What better location to take advantage of solar power? Kauai, with a resident population of roughly 58,000, has a proposed solar project in the works that will bring power to 8,000 homes. The 12 megawatt facility will be situated on agricultural land. The privately owned company, PowerWorks Inc., reports on their website that they are “currently working on advanced site development activities.”
The benefits to Kauai are obvious and subtle at the same time. Energy the project will generate will be clean, renewable, and is estimated to result in a sizeable reduction in dependence on imported oil, saving the consumption of 11,800 barrels per year. The power generated by the project will be stable, cost-wise, since it will not be subject to the volatility of foreign oil price spikes.
PowerWorks Inc. says the less obvious benefits will save our society roughly $80 million over 20 years in health and societal costs. Water pollution/consumption should be reduced by 8,600,000 gallons per year.
The company also claims that the emissions and pollution that will be prevented in the course of the project’s life of 20 years should equal over 567,000,000 pounds of NOx, SOx, and CO2.
According to PowerWorks:
Further, the hidden economic burdens placed on society from air pollution created by fossil-fired power generation is huge—the costs to "medicate" and "repair" our society, based upon the various air pollution values over 20 years mentioned above, is roughly estimated at $80 million, which comprises health care and disease costs, plus damage to crops, property, climate, livestock, etc., as well as, impacts to public services.
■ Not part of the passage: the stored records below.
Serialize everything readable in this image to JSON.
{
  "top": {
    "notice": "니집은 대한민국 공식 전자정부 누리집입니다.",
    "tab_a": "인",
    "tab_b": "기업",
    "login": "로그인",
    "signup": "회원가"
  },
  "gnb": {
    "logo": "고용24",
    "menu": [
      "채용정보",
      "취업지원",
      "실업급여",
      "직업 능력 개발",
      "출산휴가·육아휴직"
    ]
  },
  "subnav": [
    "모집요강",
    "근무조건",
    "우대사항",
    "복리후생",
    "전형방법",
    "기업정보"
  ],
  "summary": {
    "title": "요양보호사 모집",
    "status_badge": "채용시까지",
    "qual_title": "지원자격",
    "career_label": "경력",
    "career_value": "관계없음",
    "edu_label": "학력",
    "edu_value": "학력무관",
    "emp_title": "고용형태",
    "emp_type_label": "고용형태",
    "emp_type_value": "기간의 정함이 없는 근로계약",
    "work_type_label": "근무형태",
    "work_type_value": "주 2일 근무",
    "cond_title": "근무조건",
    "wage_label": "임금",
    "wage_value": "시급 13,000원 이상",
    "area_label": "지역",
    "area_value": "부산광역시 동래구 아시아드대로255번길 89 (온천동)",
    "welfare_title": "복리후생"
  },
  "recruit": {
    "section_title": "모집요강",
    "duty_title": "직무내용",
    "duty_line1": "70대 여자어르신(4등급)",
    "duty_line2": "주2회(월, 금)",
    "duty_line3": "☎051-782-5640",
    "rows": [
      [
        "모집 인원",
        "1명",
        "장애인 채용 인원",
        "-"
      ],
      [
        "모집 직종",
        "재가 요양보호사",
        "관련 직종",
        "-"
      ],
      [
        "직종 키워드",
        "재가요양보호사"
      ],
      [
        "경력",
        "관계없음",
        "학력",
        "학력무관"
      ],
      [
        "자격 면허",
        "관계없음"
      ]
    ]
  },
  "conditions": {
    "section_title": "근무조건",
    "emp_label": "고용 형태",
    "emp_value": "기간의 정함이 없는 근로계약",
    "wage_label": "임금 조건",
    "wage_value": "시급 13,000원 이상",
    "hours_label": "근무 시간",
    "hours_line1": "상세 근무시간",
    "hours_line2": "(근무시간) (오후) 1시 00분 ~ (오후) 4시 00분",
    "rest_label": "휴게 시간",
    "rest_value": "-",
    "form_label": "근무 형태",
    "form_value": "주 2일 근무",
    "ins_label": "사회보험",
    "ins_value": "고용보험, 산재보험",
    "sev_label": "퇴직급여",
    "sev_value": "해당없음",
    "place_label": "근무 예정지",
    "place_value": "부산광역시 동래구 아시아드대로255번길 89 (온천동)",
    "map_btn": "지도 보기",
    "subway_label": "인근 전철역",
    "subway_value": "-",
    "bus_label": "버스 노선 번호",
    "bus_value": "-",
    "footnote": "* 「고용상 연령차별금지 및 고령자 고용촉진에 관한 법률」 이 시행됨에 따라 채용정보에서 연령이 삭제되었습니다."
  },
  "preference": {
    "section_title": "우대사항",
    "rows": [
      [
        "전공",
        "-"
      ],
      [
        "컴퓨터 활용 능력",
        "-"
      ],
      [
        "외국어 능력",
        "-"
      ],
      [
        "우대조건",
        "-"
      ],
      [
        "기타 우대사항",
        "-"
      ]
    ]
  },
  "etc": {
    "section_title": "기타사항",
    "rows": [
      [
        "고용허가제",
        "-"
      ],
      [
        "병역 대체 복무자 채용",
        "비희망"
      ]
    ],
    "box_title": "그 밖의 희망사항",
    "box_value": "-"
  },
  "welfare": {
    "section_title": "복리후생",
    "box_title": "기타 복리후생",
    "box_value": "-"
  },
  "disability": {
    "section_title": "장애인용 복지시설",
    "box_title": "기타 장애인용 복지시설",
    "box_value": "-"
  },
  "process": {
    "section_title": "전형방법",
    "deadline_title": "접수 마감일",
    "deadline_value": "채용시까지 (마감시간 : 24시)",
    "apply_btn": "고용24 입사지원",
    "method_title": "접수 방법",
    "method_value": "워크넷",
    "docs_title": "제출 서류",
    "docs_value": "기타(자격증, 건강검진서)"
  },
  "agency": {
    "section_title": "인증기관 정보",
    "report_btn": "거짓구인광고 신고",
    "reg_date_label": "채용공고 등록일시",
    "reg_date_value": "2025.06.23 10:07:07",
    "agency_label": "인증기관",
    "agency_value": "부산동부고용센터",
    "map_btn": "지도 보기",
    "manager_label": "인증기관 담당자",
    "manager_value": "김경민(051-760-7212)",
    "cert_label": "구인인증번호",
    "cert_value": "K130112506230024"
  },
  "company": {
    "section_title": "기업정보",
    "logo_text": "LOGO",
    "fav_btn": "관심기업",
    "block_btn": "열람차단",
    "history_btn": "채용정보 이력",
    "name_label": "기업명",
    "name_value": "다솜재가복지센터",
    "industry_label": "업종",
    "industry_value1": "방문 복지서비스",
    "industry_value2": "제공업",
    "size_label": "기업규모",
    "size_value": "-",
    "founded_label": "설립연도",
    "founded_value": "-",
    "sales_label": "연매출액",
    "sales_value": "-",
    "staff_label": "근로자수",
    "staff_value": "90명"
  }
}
PowerWorks and its affiliate, Pacific Winds Inc., currently own and operate four wind power projects that use 900 wind turbines, generating 95,000 kilowatts of energy at their fields near Livermore, California.
Other proposed projects around the country are envisioned for Texas, North and South Dakota, Oklahoma, Kansas, California, Wyoming, Idaho, Montana, New Mexico, Missouri, and Colorado.
Hawaii’s economy will benefit by the creation of local construction jobs and expenditures on materials, supplies and equipment rentals. The local economic benefits from this solar Project over 20 years are estimated to be approximately $33 million. This figure includes property taxes, payroll from high-skilled jobs, land owner/farmer land leases, sales taxes, business taxes, various services purchased from local retailers (both during initial construction, plus continuing services for operation and maintenance), etc.
Kauai has some of the most spectacular and vulnerable wildlife habitat in the world. PowerWorks claims that the use of clean, natural solar power saves human lives, but it also saves the lives of birds and other wildlife:
Birds are far more sensitive to pollution than humans due to the thinness of the bird's lung's air-sac gas-exchange tissue, roughly half of the thickness of mammals, plus the large amounts of oxygen required for flight. Therefore, birds are far more sensitive to airborne particulates and pollution. In addition, fossil-fired power plants cause significant bird fatalities not only from air pollution, but from mining, destruction of forests, collisions with power plant smokestacks and structures, climate change which wreaks havoc on migration routes and degrades habitats, etc.